* **Activity**:
From the first line to the last, restate every record word for word, leaving out the pictures.

════════════════

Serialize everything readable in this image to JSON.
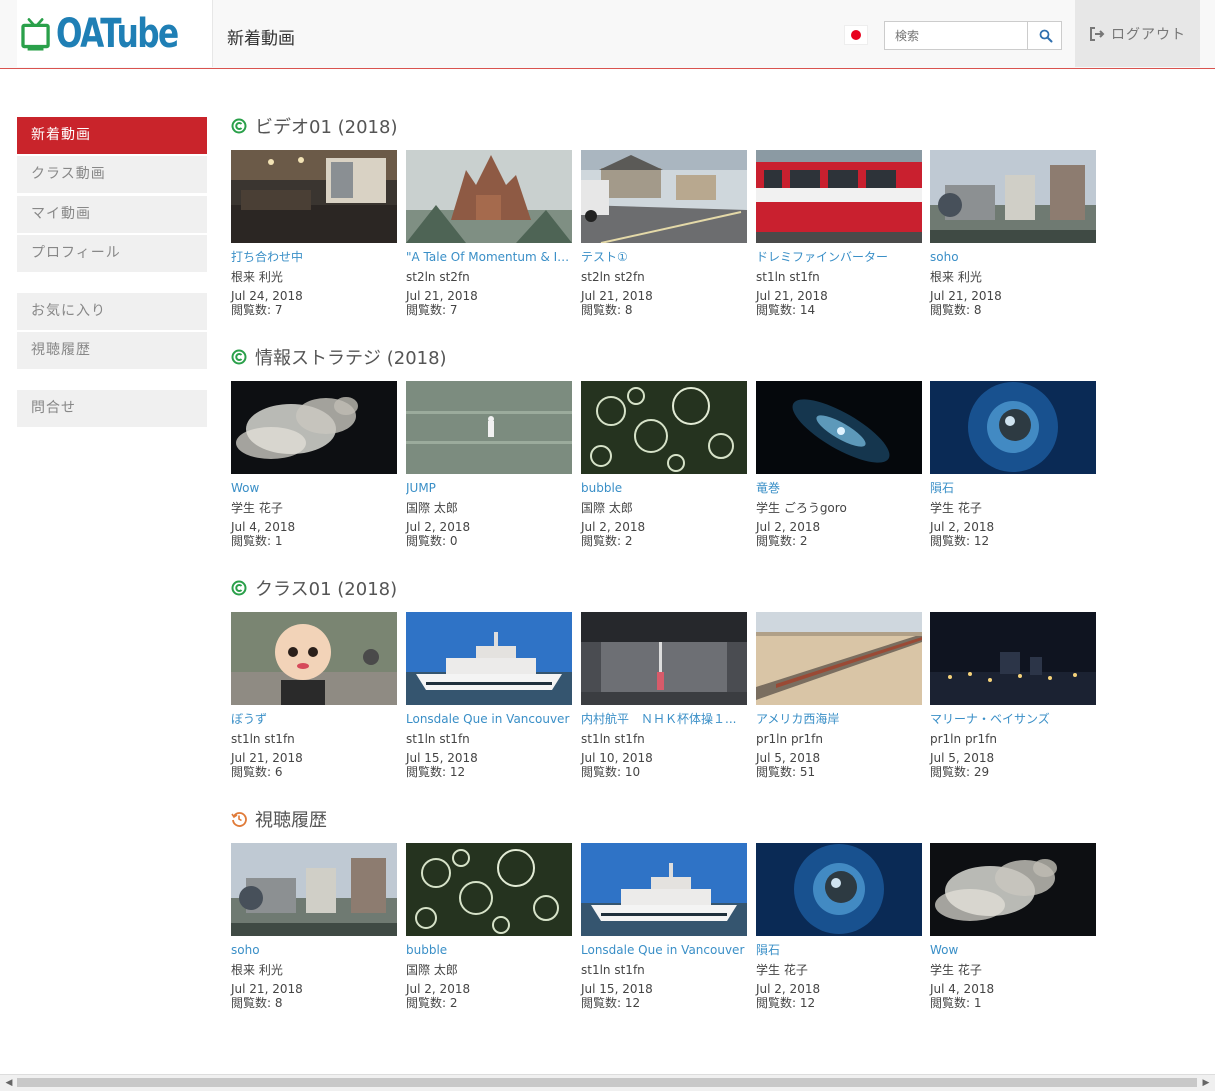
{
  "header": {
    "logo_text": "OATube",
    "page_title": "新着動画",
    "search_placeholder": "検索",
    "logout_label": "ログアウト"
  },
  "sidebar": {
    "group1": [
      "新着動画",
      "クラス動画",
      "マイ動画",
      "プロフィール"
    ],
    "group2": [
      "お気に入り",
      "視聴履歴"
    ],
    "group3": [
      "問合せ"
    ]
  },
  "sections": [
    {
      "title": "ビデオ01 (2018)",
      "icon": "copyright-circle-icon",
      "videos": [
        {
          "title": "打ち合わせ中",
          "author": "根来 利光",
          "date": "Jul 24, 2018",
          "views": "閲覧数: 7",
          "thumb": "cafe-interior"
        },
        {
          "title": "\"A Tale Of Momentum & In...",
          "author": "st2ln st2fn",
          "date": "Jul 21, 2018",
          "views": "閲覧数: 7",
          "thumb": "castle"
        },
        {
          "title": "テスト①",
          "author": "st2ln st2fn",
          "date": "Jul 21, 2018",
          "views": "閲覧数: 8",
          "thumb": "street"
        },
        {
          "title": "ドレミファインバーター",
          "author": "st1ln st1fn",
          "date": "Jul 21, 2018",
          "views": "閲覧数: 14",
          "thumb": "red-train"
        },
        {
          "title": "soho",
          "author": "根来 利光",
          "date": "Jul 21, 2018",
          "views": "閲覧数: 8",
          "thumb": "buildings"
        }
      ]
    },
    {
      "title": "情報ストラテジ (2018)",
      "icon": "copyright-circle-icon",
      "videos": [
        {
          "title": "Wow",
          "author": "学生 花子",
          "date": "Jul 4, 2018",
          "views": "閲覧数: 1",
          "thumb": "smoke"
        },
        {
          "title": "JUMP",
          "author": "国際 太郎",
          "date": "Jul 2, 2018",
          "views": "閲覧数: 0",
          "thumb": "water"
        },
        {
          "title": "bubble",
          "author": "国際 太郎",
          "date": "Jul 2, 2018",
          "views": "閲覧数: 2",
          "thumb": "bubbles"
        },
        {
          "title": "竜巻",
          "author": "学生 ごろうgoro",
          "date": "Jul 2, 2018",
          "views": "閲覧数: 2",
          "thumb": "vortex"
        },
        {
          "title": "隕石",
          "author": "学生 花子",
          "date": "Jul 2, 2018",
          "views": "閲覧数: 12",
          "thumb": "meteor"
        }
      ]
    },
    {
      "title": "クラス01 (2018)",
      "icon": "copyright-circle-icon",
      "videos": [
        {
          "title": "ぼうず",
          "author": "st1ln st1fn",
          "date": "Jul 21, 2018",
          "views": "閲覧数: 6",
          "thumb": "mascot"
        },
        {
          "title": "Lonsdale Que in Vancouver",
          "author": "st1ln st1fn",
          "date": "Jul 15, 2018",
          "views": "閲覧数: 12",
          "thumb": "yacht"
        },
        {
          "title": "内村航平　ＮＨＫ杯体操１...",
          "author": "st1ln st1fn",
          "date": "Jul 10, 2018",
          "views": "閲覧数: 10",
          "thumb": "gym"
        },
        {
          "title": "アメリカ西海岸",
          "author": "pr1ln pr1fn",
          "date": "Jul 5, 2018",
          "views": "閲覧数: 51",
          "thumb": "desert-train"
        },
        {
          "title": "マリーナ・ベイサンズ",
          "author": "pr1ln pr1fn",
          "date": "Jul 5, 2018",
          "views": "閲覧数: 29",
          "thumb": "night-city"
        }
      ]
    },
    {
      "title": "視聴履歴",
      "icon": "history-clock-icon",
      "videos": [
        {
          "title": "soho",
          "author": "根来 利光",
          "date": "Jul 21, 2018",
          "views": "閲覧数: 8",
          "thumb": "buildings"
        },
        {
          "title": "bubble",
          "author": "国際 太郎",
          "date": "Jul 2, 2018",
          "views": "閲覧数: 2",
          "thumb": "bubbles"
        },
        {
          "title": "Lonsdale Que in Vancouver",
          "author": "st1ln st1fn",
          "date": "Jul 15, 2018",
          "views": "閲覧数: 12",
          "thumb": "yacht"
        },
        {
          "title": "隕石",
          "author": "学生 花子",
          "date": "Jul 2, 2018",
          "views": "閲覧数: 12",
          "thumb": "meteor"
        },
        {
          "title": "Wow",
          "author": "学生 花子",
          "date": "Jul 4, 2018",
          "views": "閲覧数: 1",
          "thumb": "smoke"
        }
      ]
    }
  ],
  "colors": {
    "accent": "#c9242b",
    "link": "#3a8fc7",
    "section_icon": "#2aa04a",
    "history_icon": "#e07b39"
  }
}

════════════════

* **Written reply**:
Serialize everything readable in this image to JSON.
{
  "header": {
    "logo_text": "OATube",
    "page_title": "新着動画",
    "search_placeholder": "検索",
    "logout_label": "ログアウト"
  },
  "sidebar": {
    "group1": [
      "新着動画",
      "クラス動画",
      "マイ動画",
      "プロフィール"
    ],
    "group2": [
      "お気に入り",
      "視聴履歴"
    ],
    "group3": [
      "問合せ"
    ]
  },
  "sections": [
    {
      "title": "ビデオ01 (2018)",
      "icon": "copyright-circle-icon",
      "videos": [
        {
          "title": "打ち合わせ中",
          "author": "根来 利光",
          "date": "Jul 24, 2018",
          "views": "閲覧数: 7",
          "thumb": "cafe-interior"
        },
        {
          "title": "\"A Tale Of Momentum & In...",
          "author": "st2ln st2fn",
          "date": "Jul 21, 2018",
          "views": "閲覧数: 7",
          "thumb": "castle"
        },
        {
          "title": "テスト①",
          "author": "st2ln st2fn",
          "date": "Jul 21, 2018",
          "views": "閲覧数: 8",
          "thumb": "street"
        },
        {
          "title": "ドレミファインバーター",
          "author": "st1ln st1fn",
          "date": "Jul 21, 2018",
          "views": "閲覧数: 14",
          "thumb": "red-train"
        },
        {
          "title": "soho",
          "author": "根来 利光",
          "date": "Jul 21, 2018",
          "views": "閲覧数: 8",
          "thumb": "buildings"
        }
      ]
    },
    {
      "title": "情報ストラテジ (2018)",
      "icon": "copyright-circle-icon",
      "videos": [
        {
          "title": "Wow",
          "author": "学生 花子",
          "date": "Jul 4, 2018",
          "views": "閲覧数: 1",
          "thumb": "smoke"
        },
        {
          "title": "JUMP",
          "author": "国際 太郎",
          "date": "Jul 2, 2018",
          "views": "閲覧数: 0",
          "thumb": "water"
        },
        {
          "title": "bubble",
          "author": "国際 太郎",
          "date": "Jul 2, 2018",
          "views": "閲覧数: 2",
          "thumb": "bubbles"
        },
        {
          "title": "竜巻",
          "author": "学生 ごろうgoro",
          "date": "Jul 2, 2018",
          "views": "閲覧数: 2",
          "thumb": "vortex"
        },
        {
          "title": "隕石",
          "author": "学生 花子",
          "date": "Jul 2, 2018",
          "views": "閲覧数: 12",
          "thumb": "meteor"
        }
      ]
    },
    {
      "title": "クラス01 (2018)",
      "icon": "copyright-circle-icon",
      "videos": [
        {
          "title": "ぼうず",
          "author": "st1ln st1fn",
          "date": "Jul 21, 2018",
          "views": "閲覧数: 6",
          "thumb": "mascot"
        },
        {
          "title": "Lonsdale Que in Vancouver",
          "author": "st1ln st1fn",
          "date": "Jul 15, 2018",
          "views": "閲覧数: 12",
          "thumb": "yacht"
        },
        {
          "title": "内村航平　ＮＨＫ杯体操１...",
          "author": "st1ln st1fn",
          "date": "Jul 10, 2018",
          "views": "閲覧数: 10",
          "thumb": "gym"
        },
        {
          "title": "アメリカ西海岸",
          "author": "pr1ln pr1fn",
          "date": "Jul 5, 2018",
          "views": "閲覧数: 51",
          "thumb": "desert-train"
        },
        {
          "title": "マリーナ・ベイサンズ",
          "author": "pr1ln pr1fn",
          "date": "Jul 5, 2018",
          "views": "閲覧数: 29",
          "thumb": "night-city"
        }
      ]
    },
    {
      "title": "視聴履歴",
      "icon": "history-clock-icon",
      "videos": [
        {
          "title": "soho",
          "author": "根来 利光",
          "date": "Jul 21, 2018",
          "views": "閲覧数: 8",
          "thumb": "buildings"
        },
        {
          "title": "bubble",
          "author": "国際 太郎",
          "date": "Jul 2, 2018",
          "views": "閲覧数: 2",
          "thumb": "bubbles"
        },
        {
          "title": "Lonsdale Que in Vancouver",
          "author": "st1ln st1fn",
          "date": "Jul 15, 2018",
          "views": "閲覧数: 12",
          "thumb": "yacht"
        },
        {
          "title": "隕石",
          "author": "学生 花子",
          "date": "Jul 2, 2018",
          "views": "閲覧数: 12",
          "thumb": "meteor"
        },
        {
          "title": "Wow",
          "author": "学生 花子",
          "date": "Jul 4, 2018",
          "views": "閲覧数: 1",
          "thumb": "smoke"
        }
      ]
    }
  ],
  "colors": {
    "accent": "#c9242b",
    "link": "#3a8fc7",
    "section_icon": "#2aa04a",
    "history_icon": "#e07b39"
  }
}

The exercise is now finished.